— Your task —
Examine each line of the data. Copy the line if it includes the word "wolf".

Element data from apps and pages
▼▼▼

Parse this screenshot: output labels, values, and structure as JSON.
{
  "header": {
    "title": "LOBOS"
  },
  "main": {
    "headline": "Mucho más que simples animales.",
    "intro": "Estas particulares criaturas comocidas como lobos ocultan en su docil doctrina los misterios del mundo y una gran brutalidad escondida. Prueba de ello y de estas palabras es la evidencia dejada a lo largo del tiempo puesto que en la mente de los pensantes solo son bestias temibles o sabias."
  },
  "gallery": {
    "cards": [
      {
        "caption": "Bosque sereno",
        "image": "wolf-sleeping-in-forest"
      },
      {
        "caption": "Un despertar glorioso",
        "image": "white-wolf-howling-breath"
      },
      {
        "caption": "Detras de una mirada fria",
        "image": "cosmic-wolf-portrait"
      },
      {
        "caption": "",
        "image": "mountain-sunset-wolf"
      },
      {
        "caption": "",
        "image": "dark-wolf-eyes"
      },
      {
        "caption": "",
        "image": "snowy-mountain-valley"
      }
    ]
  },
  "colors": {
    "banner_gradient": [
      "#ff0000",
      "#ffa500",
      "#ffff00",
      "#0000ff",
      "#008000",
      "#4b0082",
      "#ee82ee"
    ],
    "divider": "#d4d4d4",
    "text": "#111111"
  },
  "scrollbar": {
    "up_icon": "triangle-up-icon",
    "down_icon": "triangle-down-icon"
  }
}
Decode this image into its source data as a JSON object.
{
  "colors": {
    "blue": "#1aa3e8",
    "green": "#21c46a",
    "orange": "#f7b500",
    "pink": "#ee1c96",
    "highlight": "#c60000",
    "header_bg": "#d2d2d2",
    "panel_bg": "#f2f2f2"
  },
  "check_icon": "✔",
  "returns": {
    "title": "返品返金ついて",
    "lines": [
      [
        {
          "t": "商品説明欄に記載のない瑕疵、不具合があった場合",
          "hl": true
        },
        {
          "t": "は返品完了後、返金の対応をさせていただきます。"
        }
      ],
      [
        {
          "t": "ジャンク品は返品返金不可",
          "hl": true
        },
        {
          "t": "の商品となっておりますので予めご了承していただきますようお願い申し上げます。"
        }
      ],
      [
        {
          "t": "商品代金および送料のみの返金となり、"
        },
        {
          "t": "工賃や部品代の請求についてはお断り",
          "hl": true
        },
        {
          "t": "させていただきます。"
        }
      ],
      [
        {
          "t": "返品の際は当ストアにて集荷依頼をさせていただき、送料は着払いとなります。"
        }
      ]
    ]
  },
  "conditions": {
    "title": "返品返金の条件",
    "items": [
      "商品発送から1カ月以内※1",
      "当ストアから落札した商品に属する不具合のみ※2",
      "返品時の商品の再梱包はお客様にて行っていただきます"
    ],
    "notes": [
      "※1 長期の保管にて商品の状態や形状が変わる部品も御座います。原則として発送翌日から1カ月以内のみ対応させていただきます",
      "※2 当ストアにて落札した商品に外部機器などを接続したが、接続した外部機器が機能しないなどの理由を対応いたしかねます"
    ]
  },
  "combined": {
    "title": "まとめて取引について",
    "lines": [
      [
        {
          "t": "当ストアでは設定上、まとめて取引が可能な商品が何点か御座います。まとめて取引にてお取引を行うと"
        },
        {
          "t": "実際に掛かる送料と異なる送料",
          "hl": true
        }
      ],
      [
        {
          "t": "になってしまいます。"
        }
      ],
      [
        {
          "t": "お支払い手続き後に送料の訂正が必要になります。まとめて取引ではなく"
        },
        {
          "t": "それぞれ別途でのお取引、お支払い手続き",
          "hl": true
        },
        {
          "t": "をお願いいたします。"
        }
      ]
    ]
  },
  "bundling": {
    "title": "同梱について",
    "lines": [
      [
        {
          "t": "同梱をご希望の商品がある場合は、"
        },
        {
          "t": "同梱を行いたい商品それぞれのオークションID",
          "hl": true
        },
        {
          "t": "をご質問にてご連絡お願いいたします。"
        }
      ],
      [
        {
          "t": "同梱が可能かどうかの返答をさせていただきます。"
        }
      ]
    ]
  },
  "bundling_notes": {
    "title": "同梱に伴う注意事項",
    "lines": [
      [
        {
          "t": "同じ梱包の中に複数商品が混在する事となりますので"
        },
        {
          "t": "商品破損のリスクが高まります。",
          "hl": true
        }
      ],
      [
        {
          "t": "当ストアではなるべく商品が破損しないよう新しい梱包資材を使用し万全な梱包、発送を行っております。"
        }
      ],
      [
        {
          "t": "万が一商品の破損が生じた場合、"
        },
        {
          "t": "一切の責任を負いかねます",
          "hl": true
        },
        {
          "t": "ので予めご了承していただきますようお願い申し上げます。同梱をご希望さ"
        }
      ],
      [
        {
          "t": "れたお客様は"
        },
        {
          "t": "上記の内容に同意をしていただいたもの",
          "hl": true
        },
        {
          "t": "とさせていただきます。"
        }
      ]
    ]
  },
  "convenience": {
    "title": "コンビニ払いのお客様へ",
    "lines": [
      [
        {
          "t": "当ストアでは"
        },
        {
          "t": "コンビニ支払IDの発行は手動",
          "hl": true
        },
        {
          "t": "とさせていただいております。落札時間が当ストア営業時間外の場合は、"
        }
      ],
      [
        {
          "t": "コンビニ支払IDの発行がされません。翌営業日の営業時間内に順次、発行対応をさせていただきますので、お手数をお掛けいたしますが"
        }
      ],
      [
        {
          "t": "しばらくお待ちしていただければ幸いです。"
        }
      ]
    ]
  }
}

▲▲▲

— Task response —
        "image": "wolf-sleeping-in-forest"
        "image": "white-wolf-howling-breath"
        "image": "cosmic-wolf-portrait"
        "image": "mountain-sunset-wolf"
        "image": "dark-wolf-eyes"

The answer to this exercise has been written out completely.